Letters on meters offer strange view

NANAIMO: Re: Debate on smart meters one-sided, Letters, Nov. 3; Columnist’s views nothing but babble, Letters, Nov. 6.

To the Editor,

Re: Debate on smart meters one-sided, Letters, Nov. 3; Columnist’s views nothing but babble, Letters, Nov. 6.

On Nov. 3, James G. Smith claimed that “promotion” regarding smart meters is all one-sided.

That’s strange, given the extensive print media coverage of opponents that I’ve seen.

Smith drags in all manner of scare cases – such as tobacco which is irrelevant, but only gives his one-sided vaguely stated conclusions.

He does not provide evidence that B.C. Hydro is hiding the truth, indeed he does not even name his areas of concern (some opponents think the economics are faulty, some are afraid of the radio signals).

Certainly the B.C. Hydro bureaucracy did not explain enough early on, but if Smith looks on its site, he’ll find a summary of its business case, and if he did adequate research on the Internet, he’d find the characteristics of its chosen meters.

Besides its low power RF emissions in the band used by WiFi, he’d see Hydro is full-featured in order to maximize savings in providing electricity service to him.

Smith talks like a conspiracy theorist, but it seems to me the simpler explanation is basic incompetence – B.C. Hydro in communicating, the RF scaremongers in understanding basic physics – they don’t even understand diminishing of field strength with distance despite the obvious fact they cannot receive distant radio stations.

On Nov. 6, A. Donaldson accused Tom Fletcher of babbling and distorted thought, then went into jargon like “Harpies.”

Even if Donaldson had one solid point, he has no credibility with his over-the-top cutesy babbling.

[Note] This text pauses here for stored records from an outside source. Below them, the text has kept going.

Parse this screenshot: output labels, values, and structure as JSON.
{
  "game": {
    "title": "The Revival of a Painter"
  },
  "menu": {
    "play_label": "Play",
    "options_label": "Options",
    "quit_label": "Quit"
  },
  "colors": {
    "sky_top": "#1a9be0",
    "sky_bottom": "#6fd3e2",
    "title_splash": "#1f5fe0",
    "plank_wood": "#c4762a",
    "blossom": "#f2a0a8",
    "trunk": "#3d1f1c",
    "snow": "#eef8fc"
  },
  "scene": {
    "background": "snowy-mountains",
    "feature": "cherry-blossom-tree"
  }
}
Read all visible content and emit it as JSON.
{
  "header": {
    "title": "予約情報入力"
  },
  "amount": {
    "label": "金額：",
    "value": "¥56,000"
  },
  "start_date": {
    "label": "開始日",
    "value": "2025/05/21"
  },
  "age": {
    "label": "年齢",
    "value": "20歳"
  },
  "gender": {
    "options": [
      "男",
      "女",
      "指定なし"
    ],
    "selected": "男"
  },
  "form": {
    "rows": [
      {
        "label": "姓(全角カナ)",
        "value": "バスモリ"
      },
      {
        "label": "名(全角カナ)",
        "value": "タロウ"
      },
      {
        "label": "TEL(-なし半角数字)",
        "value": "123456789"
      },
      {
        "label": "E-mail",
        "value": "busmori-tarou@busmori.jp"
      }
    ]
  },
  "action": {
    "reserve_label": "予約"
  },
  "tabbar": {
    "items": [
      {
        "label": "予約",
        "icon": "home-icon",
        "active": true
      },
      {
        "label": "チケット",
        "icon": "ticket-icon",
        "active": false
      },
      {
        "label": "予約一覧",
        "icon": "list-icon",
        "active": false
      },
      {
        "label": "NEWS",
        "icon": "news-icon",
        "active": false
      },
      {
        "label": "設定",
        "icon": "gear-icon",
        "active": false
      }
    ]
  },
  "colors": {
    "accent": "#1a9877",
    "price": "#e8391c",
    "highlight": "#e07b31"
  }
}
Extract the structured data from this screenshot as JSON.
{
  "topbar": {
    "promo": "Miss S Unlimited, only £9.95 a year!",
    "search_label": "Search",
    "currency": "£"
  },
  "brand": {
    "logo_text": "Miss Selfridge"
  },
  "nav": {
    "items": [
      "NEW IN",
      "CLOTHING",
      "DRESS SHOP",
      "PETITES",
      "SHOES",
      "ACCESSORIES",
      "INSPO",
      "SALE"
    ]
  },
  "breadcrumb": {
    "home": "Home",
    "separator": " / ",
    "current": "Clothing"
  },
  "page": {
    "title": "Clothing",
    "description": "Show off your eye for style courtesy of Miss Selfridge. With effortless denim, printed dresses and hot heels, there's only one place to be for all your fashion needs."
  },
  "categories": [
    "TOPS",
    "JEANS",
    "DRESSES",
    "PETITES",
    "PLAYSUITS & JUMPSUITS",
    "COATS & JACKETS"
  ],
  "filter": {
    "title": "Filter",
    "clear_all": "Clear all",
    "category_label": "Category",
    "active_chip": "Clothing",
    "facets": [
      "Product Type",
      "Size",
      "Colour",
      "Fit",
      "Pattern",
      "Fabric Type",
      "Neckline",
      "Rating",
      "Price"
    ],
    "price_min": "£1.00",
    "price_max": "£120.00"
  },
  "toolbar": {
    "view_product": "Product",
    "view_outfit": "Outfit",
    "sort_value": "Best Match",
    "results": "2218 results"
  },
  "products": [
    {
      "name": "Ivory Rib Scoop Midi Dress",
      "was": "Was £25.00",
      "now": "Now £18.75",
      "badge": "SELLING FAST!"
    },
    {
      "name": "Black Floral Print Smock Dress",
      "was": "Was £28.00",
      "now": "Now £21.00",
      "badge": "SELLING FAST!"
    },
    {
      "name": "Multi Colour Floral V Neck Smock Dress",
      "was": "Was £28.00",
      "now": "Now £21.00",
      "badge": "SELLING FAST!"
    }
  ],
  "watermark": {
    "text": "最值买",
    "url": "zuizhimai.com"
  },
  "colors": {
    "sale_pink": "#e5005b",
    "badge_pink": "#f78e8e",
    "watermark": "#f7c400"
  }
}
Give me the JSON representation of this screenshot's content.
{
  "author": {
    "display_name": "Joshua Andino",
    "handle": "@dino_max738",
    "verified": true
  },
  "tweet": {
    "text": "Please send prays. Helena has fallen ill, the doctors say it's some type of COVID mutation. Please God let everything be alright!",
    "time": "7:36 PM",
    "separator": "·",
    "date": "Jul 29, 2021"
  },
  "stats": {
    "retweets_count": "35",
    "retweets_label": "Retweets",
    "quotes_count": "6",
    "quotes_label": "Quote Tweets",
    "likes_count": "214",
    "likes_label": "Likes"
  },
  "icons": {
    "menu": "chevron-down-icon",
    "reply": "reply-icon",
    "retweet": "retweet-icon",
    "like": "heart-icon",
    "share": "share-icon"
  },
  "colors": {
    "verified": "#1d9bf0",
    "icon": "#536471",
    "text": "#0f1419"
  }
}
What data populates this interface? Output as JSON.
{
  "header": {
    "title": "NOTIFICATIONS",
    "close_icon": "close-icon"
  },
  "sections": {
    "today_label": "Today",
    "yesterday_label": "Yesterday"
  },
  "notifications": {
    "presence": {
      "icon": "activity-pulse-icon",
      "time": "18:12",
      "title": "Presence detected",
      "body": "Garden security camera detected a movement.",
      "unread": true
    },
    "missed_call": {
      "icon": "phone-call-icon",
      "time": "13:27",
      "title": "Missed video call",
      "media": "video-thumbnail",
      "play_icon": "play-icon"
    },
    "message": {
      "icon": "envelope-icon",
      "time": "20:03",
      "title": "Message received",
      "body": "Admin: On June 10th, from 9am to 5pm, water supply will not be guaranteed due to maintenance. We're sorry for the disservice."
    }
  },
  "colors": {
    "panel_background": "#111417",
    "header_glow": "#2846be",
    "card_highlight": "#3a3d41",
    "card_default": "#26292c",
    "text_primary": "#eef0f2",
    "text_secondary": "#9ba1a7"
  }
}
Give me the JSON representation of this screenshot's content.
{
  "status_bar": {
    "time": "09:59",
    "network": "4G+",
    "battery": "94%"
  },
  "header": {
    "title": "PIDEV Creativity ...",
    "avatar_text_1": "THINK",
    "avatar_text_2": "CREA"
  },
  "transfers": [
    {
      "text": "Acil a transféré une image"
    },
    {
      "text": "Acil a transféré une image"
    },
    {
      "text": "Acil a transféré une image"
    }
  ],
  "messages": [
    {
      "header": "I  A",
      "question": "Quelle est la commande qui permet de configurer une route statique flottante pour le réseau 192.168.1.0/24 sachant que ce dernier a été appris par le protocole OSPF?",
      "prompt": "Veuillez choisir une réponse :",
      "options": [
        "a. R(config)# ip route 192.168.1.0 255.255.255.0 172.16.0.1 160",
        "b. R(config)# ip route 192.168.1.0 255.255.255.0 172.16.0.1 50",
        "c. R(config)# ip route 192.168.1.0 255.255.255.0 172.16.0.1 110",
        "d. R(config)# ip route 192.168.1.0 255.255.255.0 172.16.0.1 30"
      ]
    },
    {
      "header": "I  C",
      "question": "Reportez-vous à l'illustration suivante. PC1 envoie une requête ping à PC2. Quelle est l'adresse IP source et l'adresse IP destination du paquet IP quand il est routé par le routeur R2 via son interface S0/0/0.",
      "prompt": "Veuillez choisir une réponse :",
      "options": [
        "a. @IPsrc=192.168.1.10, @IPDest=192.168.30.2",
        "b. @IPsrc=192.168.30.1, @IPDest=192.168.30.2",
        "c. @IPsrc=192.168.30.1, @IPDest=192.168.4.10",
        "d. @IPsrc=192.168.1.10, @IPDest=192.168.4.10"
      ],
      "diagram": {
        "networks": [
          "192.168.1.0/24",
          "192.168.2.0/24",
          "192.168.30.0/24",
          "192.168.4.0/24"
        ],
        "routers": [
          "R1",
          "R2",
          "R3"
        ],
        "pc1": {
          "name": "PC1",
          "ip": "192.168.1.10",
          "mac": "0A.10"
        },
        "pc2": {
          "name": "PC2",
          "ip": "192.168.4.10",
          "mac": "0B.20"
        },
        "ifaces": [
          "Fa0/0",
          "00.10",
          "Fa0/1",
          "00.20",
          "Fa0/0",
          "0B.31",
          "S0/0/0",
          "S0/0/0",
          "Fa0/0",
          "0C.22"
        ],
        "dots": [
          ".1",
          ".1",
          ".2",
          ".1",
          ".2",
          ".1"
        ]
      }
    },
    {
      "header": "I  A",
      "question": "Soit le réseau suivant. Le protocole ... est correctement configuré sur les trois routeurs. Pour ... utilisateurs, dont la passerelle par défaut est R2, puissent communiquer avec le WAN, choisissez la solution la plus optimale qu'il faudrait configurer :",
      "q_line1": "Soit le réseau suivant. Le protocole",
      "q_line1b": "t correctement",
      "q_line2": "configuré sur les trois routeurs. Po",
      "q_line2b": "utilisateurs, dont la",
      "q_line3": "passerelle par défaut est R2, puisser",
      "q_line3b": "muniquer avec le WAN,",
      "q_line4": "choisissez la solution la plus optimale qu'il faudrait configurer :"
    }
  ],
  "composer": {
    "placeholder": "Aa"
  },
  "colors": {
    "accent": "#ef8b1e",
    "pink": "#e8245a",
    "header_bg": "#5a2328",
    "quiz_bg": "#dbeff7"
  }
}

I suppose I should be glad they exposed their incompetence in justifying their views.

Keith Sketchley

Saanich